▶ _ASSIGNMENT_
Scan the data below for lines holding the word "this", and copy each line found.

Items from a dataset
================

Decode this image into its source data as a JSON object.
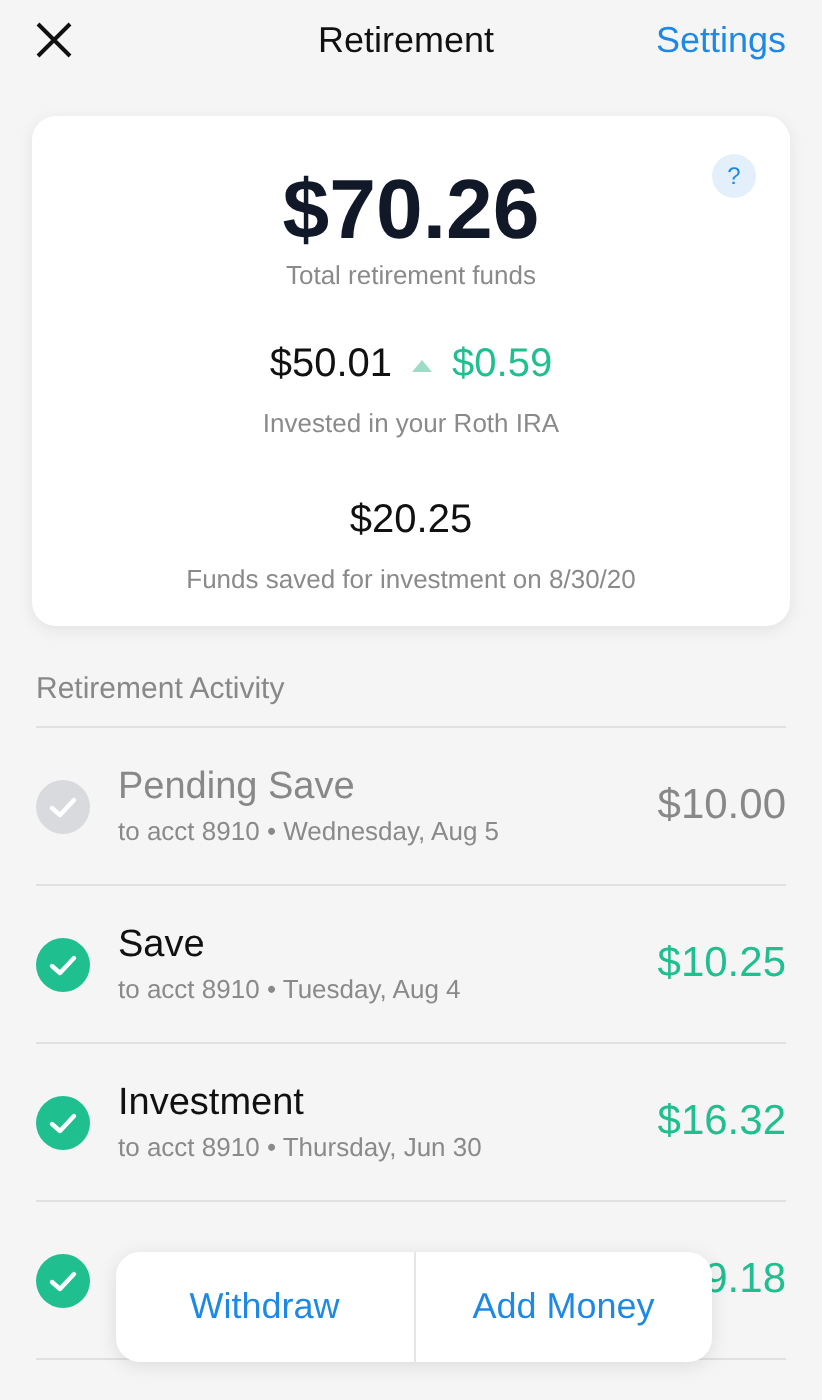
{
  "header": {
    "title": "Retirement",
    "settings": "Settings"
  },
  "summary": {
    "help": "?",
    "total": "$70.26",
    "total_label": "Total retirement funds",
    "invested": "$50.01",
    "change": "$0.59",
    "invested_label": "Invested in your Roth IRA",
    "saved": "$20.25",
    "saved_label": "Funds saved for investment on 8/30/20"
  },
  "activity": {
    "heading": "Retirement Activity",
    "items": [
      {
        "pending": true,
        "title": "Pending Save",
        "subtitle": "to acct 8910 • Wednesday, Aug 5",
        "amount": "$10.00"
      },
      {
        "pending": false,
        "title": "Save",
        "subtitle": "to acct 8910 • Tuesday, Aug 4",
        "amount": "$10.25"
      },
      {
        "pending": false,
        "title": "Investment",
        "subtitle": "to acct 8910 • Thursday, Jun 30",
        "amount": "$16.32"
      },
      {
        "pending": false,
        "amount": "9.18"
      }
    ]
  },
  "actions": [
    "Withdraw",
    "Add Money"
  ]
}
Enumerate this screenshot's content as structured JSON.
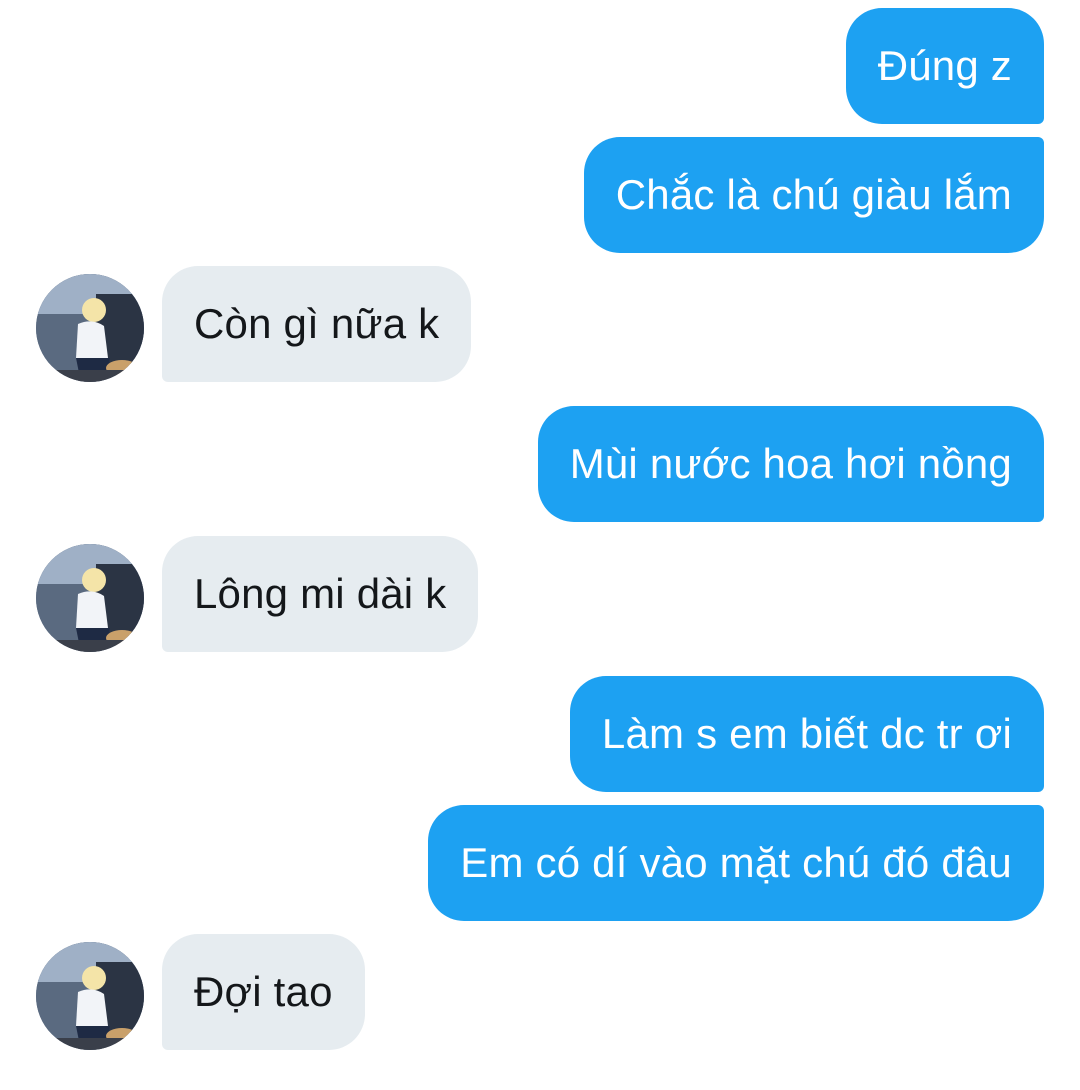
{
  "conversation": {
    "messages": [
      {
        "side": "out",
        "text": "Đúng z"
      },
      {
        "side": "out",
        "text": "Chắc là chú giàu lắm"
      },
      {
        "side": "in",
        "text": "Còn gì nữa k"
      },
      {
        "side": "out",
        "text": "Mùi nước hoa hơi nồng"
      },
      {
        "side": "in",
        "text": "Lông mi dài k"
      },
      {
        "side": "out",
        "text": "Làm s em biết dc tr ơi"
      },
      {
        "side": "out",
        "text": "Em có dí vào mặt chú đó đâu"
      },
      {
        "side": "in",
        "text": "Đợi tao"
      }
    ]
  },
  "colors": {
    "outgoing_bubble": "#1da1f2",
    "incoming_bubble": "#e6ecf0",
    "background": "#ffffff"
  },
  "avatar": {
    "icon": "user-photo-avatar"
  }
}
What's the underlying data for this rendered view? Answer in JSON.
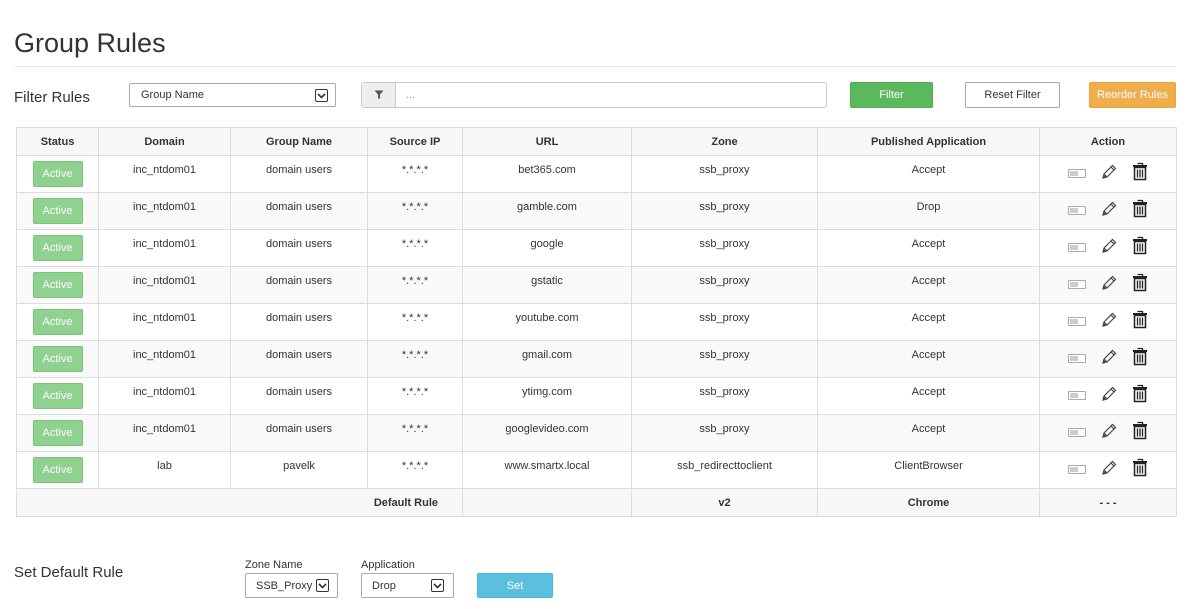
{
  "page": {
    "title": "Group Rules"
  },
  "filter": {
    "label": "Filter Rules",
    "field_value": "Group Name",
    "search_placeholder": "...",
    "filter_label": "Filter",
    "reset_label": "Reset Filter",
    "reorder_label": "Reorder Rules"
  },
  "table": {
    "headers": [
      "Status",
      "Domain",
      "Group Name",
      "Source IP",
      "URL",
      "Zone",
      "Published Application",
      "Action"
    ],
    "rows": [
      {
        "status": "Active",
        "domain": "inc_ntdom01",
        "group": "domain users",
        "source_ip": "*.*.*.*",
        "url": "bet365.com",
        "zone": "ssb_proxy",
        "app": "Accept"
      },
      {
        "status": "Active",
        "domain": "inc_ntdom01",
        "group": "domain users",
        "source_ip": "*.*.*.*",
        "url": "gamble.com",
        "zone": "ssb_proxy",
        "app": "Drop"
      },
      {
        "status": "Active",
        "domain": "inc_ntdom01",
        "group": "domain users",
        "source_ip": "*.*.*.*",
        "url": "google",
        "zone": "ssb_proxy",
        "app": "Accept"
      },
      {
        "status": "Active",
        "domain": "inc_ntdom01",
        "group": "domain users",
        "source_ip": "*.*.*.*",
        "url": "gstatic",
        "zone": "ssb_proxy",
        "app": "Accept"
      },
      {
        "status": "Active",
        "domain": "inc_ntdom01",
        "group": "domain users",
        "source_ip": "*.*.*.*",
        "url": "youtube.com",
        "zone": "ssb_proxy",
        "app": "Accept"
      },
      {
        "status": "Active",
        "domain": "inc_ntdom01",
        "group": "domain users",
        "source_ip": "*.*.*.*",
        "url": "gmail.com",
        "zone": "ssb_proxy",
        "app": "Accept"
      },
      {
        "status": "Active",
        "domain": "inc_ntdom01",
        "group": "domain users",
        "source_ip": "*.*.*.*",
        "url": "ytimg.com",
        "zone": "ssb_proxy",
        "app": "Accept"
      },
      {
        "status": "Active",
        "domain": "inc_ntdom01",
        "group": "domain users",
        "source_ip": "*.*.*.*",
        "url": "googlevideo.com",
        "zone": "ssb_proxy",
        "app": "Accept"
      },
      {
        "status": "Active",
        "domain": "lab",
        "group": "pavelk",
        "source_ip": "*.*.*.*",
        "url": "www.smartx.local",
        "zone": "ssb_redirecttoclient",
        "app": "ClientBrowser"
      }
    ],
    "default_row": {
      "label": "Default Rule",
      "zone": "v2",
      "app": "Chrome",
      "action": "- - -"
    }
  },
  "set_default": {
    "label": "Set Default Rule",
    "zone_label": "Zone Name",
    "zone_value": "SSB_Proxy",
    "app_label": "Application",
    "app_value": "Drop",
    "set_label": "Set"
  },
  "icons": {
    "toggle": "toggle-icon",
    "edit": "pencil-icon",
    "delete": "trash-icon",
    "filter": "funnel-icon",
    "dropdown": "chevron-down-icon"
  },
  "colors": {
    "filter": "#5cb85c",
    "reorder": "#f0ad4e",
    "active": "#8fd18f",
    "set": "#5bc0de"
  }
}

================

▶ _SOLVED PROBLEM_
Decode this image into its source data as a JSON object.
Enumerate this screenshot's content as structured JSON.
What's the underlying data for this rendered view? Answer in JSON.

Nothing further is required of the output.